Brian Croft - who worked with Michael Croft, no relation, in the early days of the National Youth Theatre, and with Michael Kustow in the heyday of the ICA in the Mall - said that the Beatles never really did proper rock shows - they were more shows of the album - until Paul McCartney went more "theatrical" 20 years ago with Linda McCartney, Band on the Run and all the rest...
Obviously, to some extent, The Commitments at the Palace Theatre is a rock, or at least "soul," concert of the 1980s, so you could hardly expect the lighting to be state-of-the-art contemporary. Nor is it. But it does remind me of the moment in the mid 1970s when a literary critic and rock music fiend and friend of mine, John Coldstream, then writing on the Telegraph, suggested to me that it was high time a theatre magazine I was editing should carry a survey of rock concerts as "theatre."
He duly obliged with an account of the sort of show then being lit by Brian Croft and Patrick Woodroffe at Earl's Court, Hammersmith and the Roundhouse, and within ten years - it took that long - the theatre was shaken out of its Brechtian puritan apathy, if you like; though nothing is as conveniently fixed as we sometimes think in theatrical presentation.

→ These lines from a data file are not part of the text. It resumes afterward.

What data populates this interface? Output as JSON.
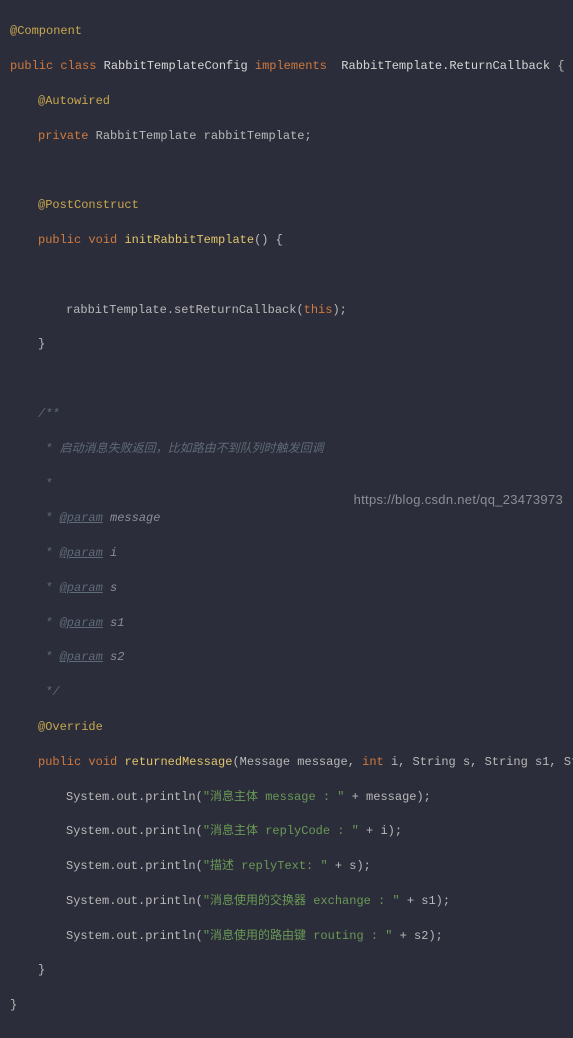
{
  "anno_component": "@Component",
  "kw_public": "public",
  "kw_class": "class",
  "cls_name": "RabbitTemplateConfig",
  "kw_implements": "implements",
  "iface": "RabbitTemplate.ReturnCallback",
  "brace_open": "{",
  "brace_close": "}",
  "anno_autowired": "@Autowired",
  "kw_private": "private",
  "type_rt": "RabbitTemplate",
  "field_rt": "rabbitTemplate",
  "semi": ";",
  "anno_postconstruct": "@PostConstruct",
  "kw_void": "void",
  "m_init": "initRabbitTemplate",
  "parens_empty": "()",
  "call_setrc": "rabbitTemplate.setReturnCallback(",
  "kw_this": "this",
  "call_close": ");",
  "doc_open": "/**",
  "doc_star": " *",
  "doc_line1": " * 启动消息失败返回，比如路由不到队列时触发回调",
  "doc_param": "@param",
  "p_msg": "message",
  "p_i": "i",
  "p_s": "s",
  "p_s1": "s1",
  "p_s2": "s2",
  "doc_close": " */",
  "anno_override": "@Override",
  "m_ret": "returnedMessage",
  "sig_open": "(",
  "t_msg": "Message",
  "a_msg": "message",
  "kw_int": "int",
  "a_i": "i",
  "t_str": "String",
  "a_s": "s",
  "a_s1": "s1",
  "a_s2": "s2",
  "sig_close": ")",
  "comma": ", ",
  "sout": "System.out.println(",
  "str1": "\"消息主体 message : \"",
  "plus_msg": " + message);",
  "str2": "\"消息主体 replyCode : \"",
  "plus_i": " + i);",
  "str3": "\"描述 replyText: \"",
  "plus_s": " + s);",
  "str4": "\"消息使用的交换器 exchange : \"",
  "plus_s1": " + s1);",
  "str5": "\"消息使用的路由键 routing : \"",
  "plus_s2": " + s2);",
  "watermark": "https://blog.csdn.net/qq_23473973"
}
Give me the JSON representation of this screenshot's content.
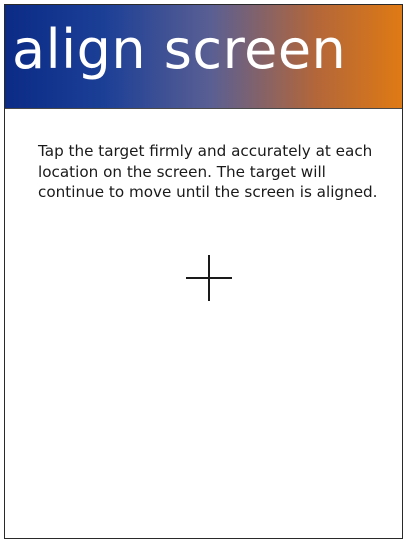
{
  "header": {
    "title": "align screen",
    "gradient_start_color": "#0b2b86",
    "gradient_end_color": "#df7a14"
  },
  "body": {
    "instructions": "Tap the target firmly and accurately at each location on the screen. The target will continue to move until the screen is aligned."
  },
  "target": {
    "icon": "crosshair-icon"
  }
}
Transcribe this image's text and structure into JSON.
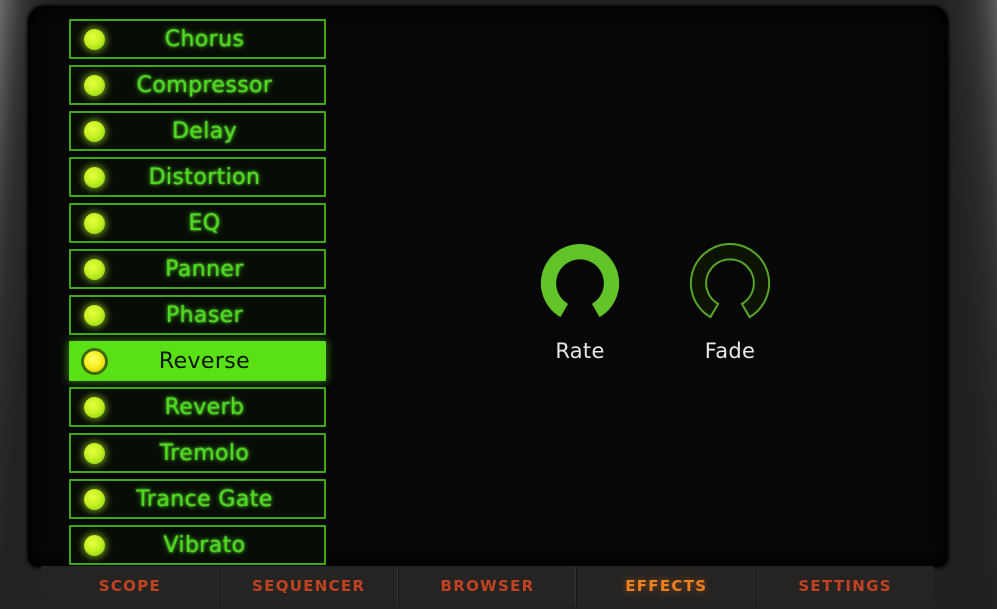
{
  "device": {
    "screen_background": "#070707",
    "bezel_color": "#2d2d2d",
    "accent_green": "#5ae116",
    "accent_orange": "#f0801c"
  },
  "effect_list": {
    "name": "effects-list",
    "items": [
      {
        "label": "Chorus",
        "led": "led-indicator",
        "selected": false
      },
      {
        "label": "Compressor",
        "led": "led-indicator",
        "selected": false
      },
      {
        "label": "Delay",
        "led": "led-indicator",
        "selected": false
      },
      {
        "label": "Distortion",
        "led": "led-indicator",
        "selected": false
      },
      {
        "label": "EQ",
        "led": "led-indicator",
        "selected": false
      },
      {
        "label": "Panner",
        "led": "led-indicator",
        "selected": false
      },
      {
        "label": "Phaser",
        "led": "led-indicator",
        "selected": false
      },
      {
        "label": "Reverse",
        "led": "led-indicator",
        "selected": true
      },
      {
        "label": "Reverb",
        "led": "led-indicator",
        "selected": false
      },
      {
        "label": "Tremolo",
        "led": "led-indicator",
        "selected": false
      },
      {
        "label": "Trance Gate",
        "led": "led-indicator",
        "selected": false
      },
      {
        "label": "Vibrato",
        "led": "led-indicator",
        "selected": false
      }
    ]
  },
  "knobs": [
    {
      "label": "Rate",
      "icon": "knob-dial-icon",
      "value": 100,
      "filled": true
    },
    {
      "label": "Fade",
      "icon": "knob-dial-icon",
      "value": 0,
      "filled": false
    }
  ],
  "tabs": [
    {
      "label": "SCOPE",
      "active": false
    },
    {
      "label": "SEQUENCER",
      "active": false
    },
    {
      "label": "BROWSER",
      "active": false
    },
    {
      "label": "EFFECTS",
      "active": true
    },
    {
      "label": "SETTINGS",
      "active": false
    }
  ]
}
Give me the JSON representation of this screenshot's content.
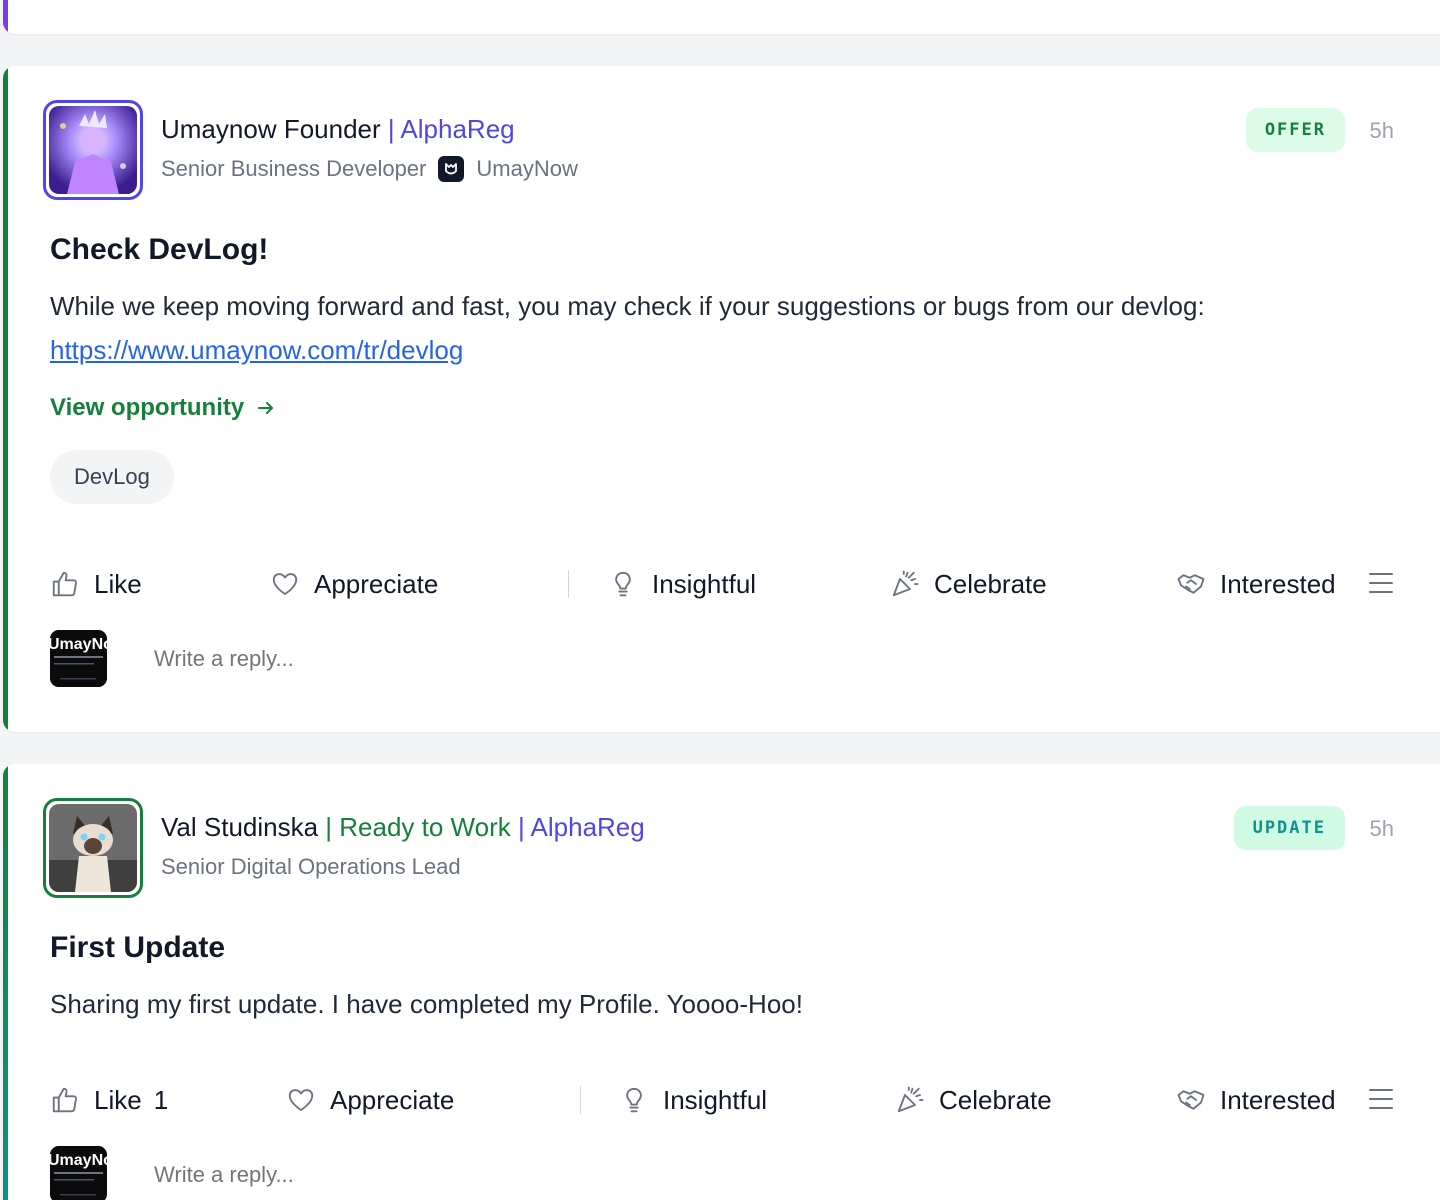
{
  "posts": [
    {
      "author": "Umaynow Founder",
      "tags": [
        "| AlphaReg"
      ],
      "role": "Senior Business Developer",
      "company": "UmayNow",
      "badge": "OFFER",
      "time": "5h",
      "title": "Check DevLog!",
      "body": "While we keep moving forward and fast, you may check if your suggestions or bugs from our devlog: ",
      "link": "https://www.umaynow.com/tr/devlog",
      "cta": "View opportunity",
      "chip": "DevLog",
      "reactions": {
        "like": "Like",
        "appreciate": "Appreciate",
        "insightful": "Insightful",
        "celebrate": "Celebrate",
        "interested": "Interested"
      },
      "reply_placeholder": "Write a reply..."
    },
    {
      "author": "Val Studinska",
      "tags": [
        "| Ready to Work",
        "| AlphaReg"
      ],
      "role": "Senior Digital Operations Lead",
      "badge": "UPDATE",
      "time": "5h",
      "title": "First Update",
      "body": "Sharing my first update. I have completed my Profile. Yoooo-Hoo!",
      "reactions": {
        "like": "Like",
        "like_count": "1",
        "appreciate": "Appreciate",
        "insightful": "Insightful",
        "celebrate": "Celebrate",
        "interested": "Interested"
      },
      "reply_placeholder": "Write a reply..."
    }
  ],
  "reply_avatar_text": "UmayNow",
  "colors": {
    "accent_purple": "#4f46e5",
    "accent_green": "#15803d",
    "link_blue": "#2563eb",
    "badge_offer_bg": "#dcfce7",
    "badge_update_bg": "#d1fae5"
  }
}
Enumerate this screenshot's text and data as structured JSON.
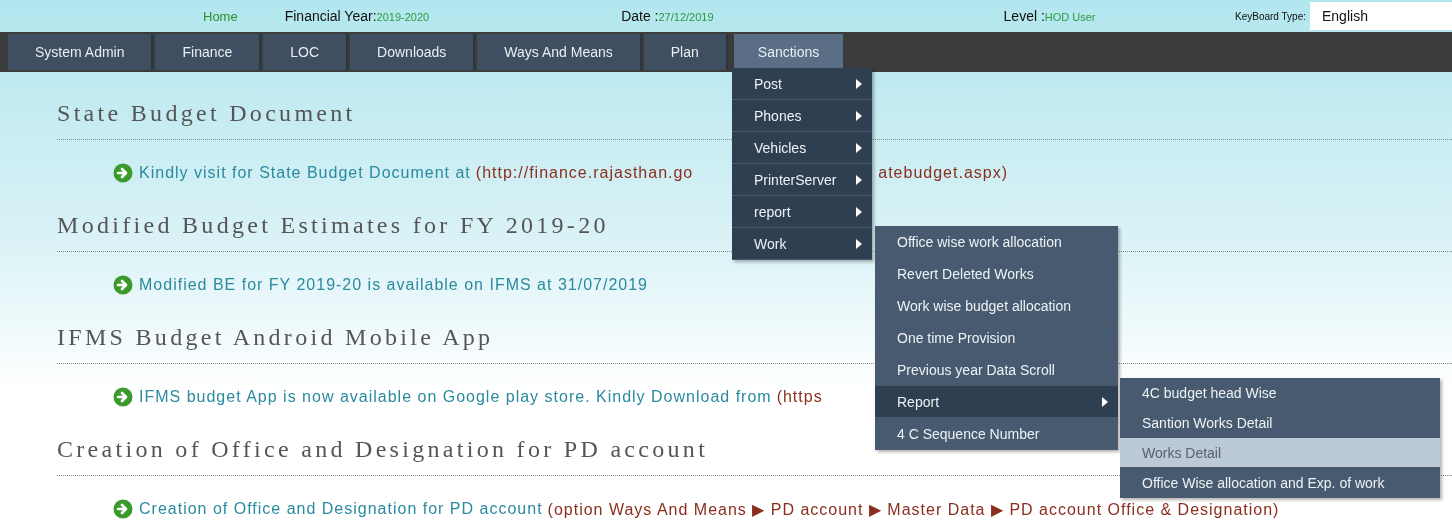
{
  "header": {
    "home": "Home",
    "financial_year_label": "Financial Year:",
    "financial_year": "2019-2020",
    "date_label": "Date :",
    "date": "27/12/2019",
    "level_label": "Level :",
    "level": "HOD User",
    "keyboard_label": "KeyBoard Type:",
    "keyboard_value": "English"
  },
  "nav": [
    {
      "label": "System Admin",
      "selected": false
    },
    {
      "label": "Finance",
      "selected": false
    },
    {
      "label": "LOC",
      "selected": false
    },
    {
      "label": "Downloads",
      "selected": false
    },
    {
      "label": "Ways And Means",
      "selected": false
    },
    {
      "label": "Plan",
      "selected": false
    },
    {
      "label": "Sanctions",
      "selected": true
    }
  ],
  "menus": [
    {
      "items": [
        {
          "label": "Post",
          "has_submenu": true
        },
        {
          "label": "Phones",
          "has_submenu": true
        },
        {
          "label": "Vehicles",
          "has_submenu": true
        },
        {
          "label": "PrinterServer",
          "has_submenu": true
        },
        {
          "label": "report",
          "has_submenu": true
        },
        {
          "label": "Work",
          "has_submenu": true
        }
      ]
    },
    {
      "items": [
        {
          "label": "Office wise work allocation",
          "has_submenu": false,
          "selected": false
        },
        {
          "label": "Revert Deleted Works",
          "has_submenu": false,
          "selected": false
        },
        {
          "label": "Work wise budget allocation",
          "has_submenu": false,
          "selected": false
        },
        {
          "label": "One time Provision",
          "has_submenu": false,
          "selected": false
        },
        {
          "label": "Previous year Data Scroll",
          "has_submenu": false,
          "selected": false
        },
        {
          "label": "Report",
          "has_submenu": true,
          "selected": true
        },
        {
          "label": "4 C Sequence Number",
          "has_submenu": false,
          "selected": false
        }
      ]
    },
    {
      "items": [
        {
          "label": "4C budget head Wise",
          "has_submenu": false,
          "selected": false
        },
        {
          "label": "Santion Works Detail",
          "has_submenu": false,
          "selected": false
        },
        {
          "label": "Works Detail",
          "has_submenu": false,
          "selected": true
        },
        {
          "label": "Office Wise allocation and Exp. of work",
          "has_submenu": false,
          "selected": false
        }
      ]
    }
  ],
  "sections": [
    {
      "title": "State Budget Document",
      "notice": {
        "text": "Kindly visit for State Budget Document at",
        "link_parts": [
          "(http://finance.rajasthan.go",
          "atebudget.aspx)"
        ]
      }
    },
    {
      "title": "Modified Budget Estimates for FY 2019-20",
      "notice": {
        "text": "Modified BE for FY 2019-20 is available on IFMS at 31/07/2019"
      }
    },
    {
      "title": "IFMS Budget Android Mobile App",
      "notice": {
        "text": "IFMS budget App is now available on Google play store. Kindly Download from",
        "link_parts": [
          "(https"
        ]
      }
    },
    {
      "title": "Creation of Office and Designation for PD account",
      "notice": {
        "text": "Creation of Office and Designation for PD account",
        "link_parts": [
          "(option Ways And Means ▶ PD account ▶ Master Data ▶ PD account Office & Designation)"
        ]
      }
    }
  ]
}
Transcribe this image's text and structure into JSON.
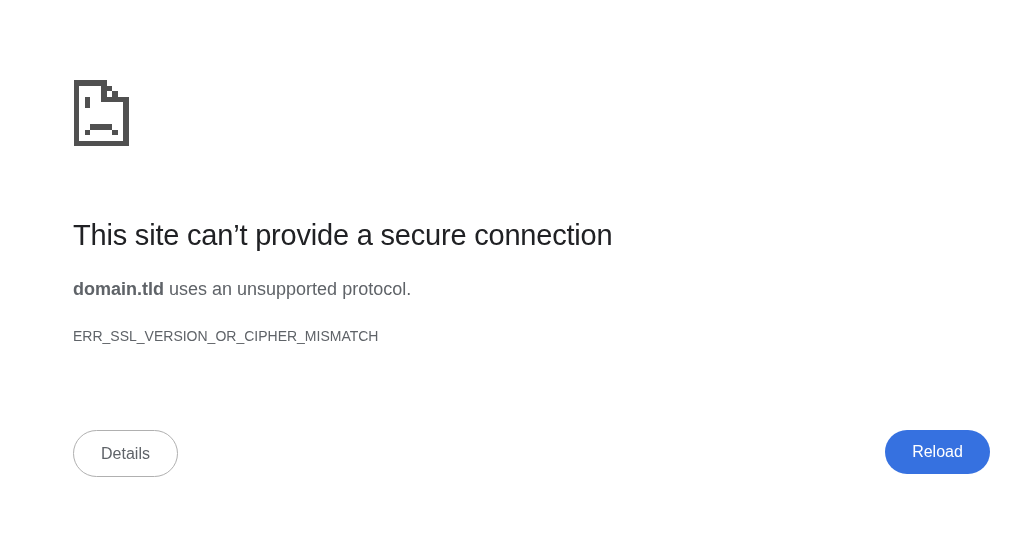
{
  "title": "This site can’t provide a secure connection",
  "message": "**domain.tld** uses an unsupported protocol.",
  "error_code": "ERR_SSL_VERSION_OR_CIPHER_MISMATCH",
  "buttons": [
    {
      "label": "Details",
      "kind": "secondary"
    },
    {
      "label": "Reload",
      "kind": "primary"
    }
  ]
}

And to prove it, Richard Pilbrow reminded us that the Berliner Ensemble, Brecht's theatre which transformed and influenced all post-war European theatre, very rarely worked in white light; he seems to remember everything being washed through with colour, especially blue... and the actors - "My God, the actors!" exclaimed Pilbrow - "Each and every one of them was simply great." As well as looking like, said Kenneth Tynan, any ordinary person you might see standing in a bus queue.